**Source records:**
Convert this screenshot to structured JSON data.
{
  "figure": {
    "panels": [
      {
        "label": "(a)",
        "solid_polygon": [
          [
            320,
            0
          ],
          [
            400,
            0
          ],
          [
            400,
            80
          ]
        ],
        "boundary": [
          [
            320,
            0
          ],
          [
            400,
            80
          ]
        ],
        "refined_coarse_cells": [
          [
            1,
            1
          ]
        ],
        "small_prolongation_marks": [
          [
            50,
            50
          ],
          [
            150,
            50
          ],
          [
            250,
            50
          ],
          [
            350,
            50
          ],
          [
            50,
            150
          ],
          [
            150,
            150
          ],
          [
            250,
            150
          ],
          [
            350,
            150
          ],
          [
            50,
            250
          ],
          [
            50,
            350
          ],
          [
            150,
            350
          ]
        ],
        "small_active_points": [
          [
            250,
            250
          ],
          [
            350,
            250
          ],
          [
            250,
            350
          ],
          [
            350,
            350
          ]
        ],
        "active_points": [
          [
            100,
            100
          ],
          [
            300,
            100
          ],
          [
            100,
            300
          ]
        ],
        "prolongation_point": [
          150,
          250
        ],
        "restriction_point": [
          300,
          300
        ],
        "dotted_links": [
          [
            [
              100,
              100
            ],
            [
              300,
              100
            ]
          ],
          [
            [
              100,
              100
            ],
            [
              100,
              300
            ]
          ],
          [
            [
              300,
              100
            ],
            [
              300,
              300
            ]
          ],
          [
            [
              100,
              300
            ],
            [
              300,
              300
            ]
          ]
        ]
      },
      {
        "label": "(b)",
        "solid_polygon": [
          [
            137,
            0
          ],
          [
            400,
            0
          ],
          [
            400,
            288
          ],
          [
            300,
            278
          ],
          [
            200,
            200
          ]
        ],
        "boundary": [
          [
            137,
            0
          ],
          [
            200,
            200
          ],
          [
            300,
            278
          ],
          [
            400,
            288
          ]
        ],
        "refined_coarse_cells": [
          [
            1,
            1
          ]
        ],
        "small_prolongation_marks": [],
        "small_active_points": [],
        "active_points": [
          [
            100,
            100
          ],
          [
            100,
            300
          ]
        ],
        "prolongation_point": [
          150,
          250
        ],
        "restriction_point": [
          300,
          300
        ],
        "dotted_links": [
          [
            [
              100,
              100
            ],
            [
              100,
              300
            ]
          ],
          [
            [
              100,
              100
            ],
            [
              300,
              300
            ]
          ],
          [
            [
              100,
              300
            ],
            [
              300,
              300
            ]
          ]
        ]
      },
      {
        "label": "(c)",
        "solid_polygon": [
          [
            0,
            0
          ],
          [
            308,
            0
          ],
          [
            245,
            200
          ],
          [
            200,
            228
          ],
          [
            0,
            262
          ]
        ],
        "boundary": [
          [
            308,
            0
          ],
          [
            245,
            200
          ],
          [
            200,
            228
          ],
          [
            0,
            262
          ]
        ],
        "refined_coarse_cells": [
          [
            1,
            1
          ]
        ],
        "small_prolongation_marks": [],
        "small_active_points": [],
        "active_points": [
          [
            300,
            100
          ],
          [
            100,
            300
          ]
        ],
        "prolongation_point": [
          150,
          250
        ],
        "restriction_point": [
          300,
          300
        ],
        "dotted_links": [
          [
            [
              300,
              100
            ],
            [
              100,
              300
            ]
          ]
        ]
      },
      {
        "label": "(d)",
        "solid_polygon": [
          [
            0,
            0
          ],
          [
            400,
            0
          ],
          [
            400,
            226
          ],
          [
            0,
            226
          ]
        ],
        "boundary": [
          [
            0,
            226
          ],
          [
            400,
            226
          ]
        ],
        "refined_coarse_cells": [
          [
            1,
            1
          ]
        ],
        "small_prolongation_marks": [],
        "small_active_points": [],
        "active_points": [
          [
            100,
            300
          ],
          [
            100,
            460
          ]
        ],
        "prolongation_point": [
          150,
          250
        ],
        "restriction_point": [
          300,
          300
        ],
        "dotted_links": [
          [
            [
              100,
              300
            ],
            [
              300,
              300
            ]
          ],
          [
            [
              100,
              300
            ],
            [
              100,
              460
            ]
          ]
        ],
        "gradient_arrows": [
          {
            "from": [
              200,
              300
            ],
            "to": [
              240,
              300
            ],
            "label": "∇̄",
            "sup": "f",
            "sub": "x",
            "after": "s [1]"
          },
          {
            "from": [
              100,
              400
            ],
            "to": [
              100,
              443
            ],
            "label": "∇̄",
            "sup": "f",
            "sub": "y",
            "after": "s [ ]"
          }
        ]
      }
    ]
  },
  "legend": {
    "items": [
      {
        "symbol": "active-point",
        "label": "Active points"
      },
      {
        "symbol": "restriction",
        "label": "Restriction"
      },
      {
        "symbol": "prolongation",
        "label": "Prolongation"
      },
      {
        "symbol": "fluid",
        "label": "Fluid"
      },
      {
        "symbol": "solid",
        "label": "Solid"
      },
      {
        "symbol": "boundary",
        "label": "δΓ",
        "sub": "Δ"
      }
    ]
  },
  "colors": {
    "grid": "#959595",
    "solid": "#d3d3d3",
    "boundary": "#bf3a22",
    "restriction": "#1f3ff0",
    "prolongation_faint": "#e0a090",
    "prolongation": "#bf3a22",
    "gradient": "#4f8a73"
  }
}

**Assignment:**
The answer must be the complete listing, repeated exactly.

**Expected output:**
Convert this screenshot to structured JSON data.
{
  "figure": {
    "panels": [
      {
        "label": "(a)",
        "solid_polygon": [
          [
            320,
            0
          ],
          [
            400,
            0
          ],
          [
            400,
            80
          ]
        ],
        "boundary": [
          [
            320,
            0
          ],
          [
            400,
            80
          ]
        ],
        "refined_coarse_cells": [
          [
            1,
            1
          ]
        ],
        "small_prolongation_marks": [
          [
            50,
            50
          ],
          [
            150,
            50
          ],
          [
            250,
            50
          ],
          [
            350,
            50
          ],
          [
            50,
            150
          ],
          [
            150,
            150
          ],
          [
            250,
            150
          ],
          [
            350,
            150
          ],
          [
            50,
            250
          ],
          [
            50,
            350
          ],
          [
            150,
            350
          ]
        ],
        "small_active_points": [
          [
            250,
            250
          ],
          [
            350,
            250
          ],
          [
            250,
            350
          ],
          [
            350,
            350
          ]
        ],
        "active_points": [
          [
            100,
            100
          ],
          [
            300,
            100
          ],
          [
            100,
            300
          ]
        ],
        "prolongation_point": [
          150,
          250
        ],
        "restriction_point": [
          300,
          300
        ],
        "dotted_links": [
          [
            [
              100,
              100
            ],
            [
              300,
              100
            ]
          ],
          [
            [
              100,
              100
            ],
            [
              100,
              300
            ]
          ],
          [
            [
              300,
              100
            ],
            [
              300,
              300
            ]
          ],
          [
            [
              100,
              300
            ],
            [
              300,
              300
            ]
          ]
        ]
      },
      {
        "label": "(b)",
        "solid_polygon": [
          [
            137,
            0
          ],
          [
            400,
            0
          ],
          [
            400,
            288
          ],
          [
            300,
            278
          ],
          [
            200,
            200
          ]
        ],
        "boundary": [
          [
            137,
            0
          ],
          [
            200,
            200
          ],
          [
            300,
            278
          ],
          [
            400,
            288
          ]
        ],
        "refined_coarse_cells": [
          [
            1,
            1
          ]
        ],
        "small_prolongation_marks": [],
        "small_active_points": [],
        "active_points": [
          [
            100,
            100
          ],
          [
            100,
            300
          ]
        ],
        "prolongation_point": [
          150,
          250
        ],
        "restriction_point": [
          300,
          300
        ],
        "dotted_links": [
          [
            [
              100,
              100
            ],
            [
              100,
              300
            ]
          ],
          [
            [
              100,
              100
            ],
            [
              300,
              300
            ]
          ],
          [
            [
              100,
              300
            ],
            [
              300,
              300
            ]
          ]
        ]
      },
      {
        "label": "(c)",
        "solid_polygon": [
          [
            0,
            0
          ],
          [
            308,
            0
          ],
          [
            245,
            200
          ],
          [
            200,
            228
          ],
          [
            0,
            262
          ]
        ],
        "boundary": [
          [
            308,
            0
          ],
          [
            245,
            200
          ],
          [
            200,
            228
          ],
          [
            0,
            262
          ]
        ],
        "refined_coarse_cells": [
          [
            1,
            1
          ]
        ],
        "small_prolongation_marks": [],
        "small_active_points": [],
        "active_points": [
          [
            300,
            100
          ],
          [
            100,
            300
          ]
        ],
        "prolongation_point": [
          150,
          250
        ],
        "restriction_point": [
          300,
          300
        ],
        "dotted_links": [
          [
            [
              300,
              100
            ],
            [
              100,
              300
            ]
          ]
        ]
      },
      {
        "label": "(d)",
        "solid_polygon": [
          [
            0,
            0
          ],
          [
            400,
            0
          ],
          [
            400,
            226
          ],
          [
            0,
            226
          ]
        ],
        "boundary": [
          [
            0,
            226
          ],
          [
            400,
            226
          ]
        ],
        "refined_coarse_cells": [
          [
            1,
            1
          ]
        ],
        "small_prolongation_marks": [],
        "small_active_points": [],
        "active_points": [
          [
            100,
            300
          ],
          [
            100,
            460
          ]
        ],
        "prolongation_point": [
          150,
          250
        ],
        "restriction_point": [
          300,
          300
        ],
        "dotted_links": [
          [
            [
              100,
              300
            ],
            [
              300,
              300
            ]
          ],
          [
            [
              100,
              300
            ],
            [
              100,
              460
            ]
          ]
        ],
        "gradient_arrows": [
          {
            "from": [
              200,
              300
            ],
            "to": [
              240,
              300
            ],
            "label": "∇̄",
            "sup": "f",
            "sub": "x",
            "after": "s [1]"
          },
          {
            "from": [
              100,
              400
            ],
            "to": [
              100,
              443
            ],
            "label": "∇̄",
            "sup": "f",
            "sub": "y",
            "after": "s [ ]"
          }
        ]
      }
    ]
  },
  "legend": {
    "items": [
      {
        "symbol": "active-point",
        "label": "Active points"
      },
      {
        "symbol": "restriction",
        "label": "Restriction"
      },
      {
        "symbol": "prolongation",
        "label": "Prolongation"
      },
      {
        "symbol": "fluid",
        "label": "Fluid"
      },
      {
        "symbol": "solid",
        "label": "Solid"
      },
      {
        "symbol": "boundary",
        "label": "δΓ",
        "sub": "Δ"
      }
    ]
  },
  "colors": {
    "grid": "#959595",
    "solid": "#d3d3d3",
    "boundary": "#bf3a22",
    "restriction": "#1f3ff0",
    "prolongation_faint": "#e0a090",
    "prolongation": "#bf3a22",
    "gradient": "#4f8a73"
  }
}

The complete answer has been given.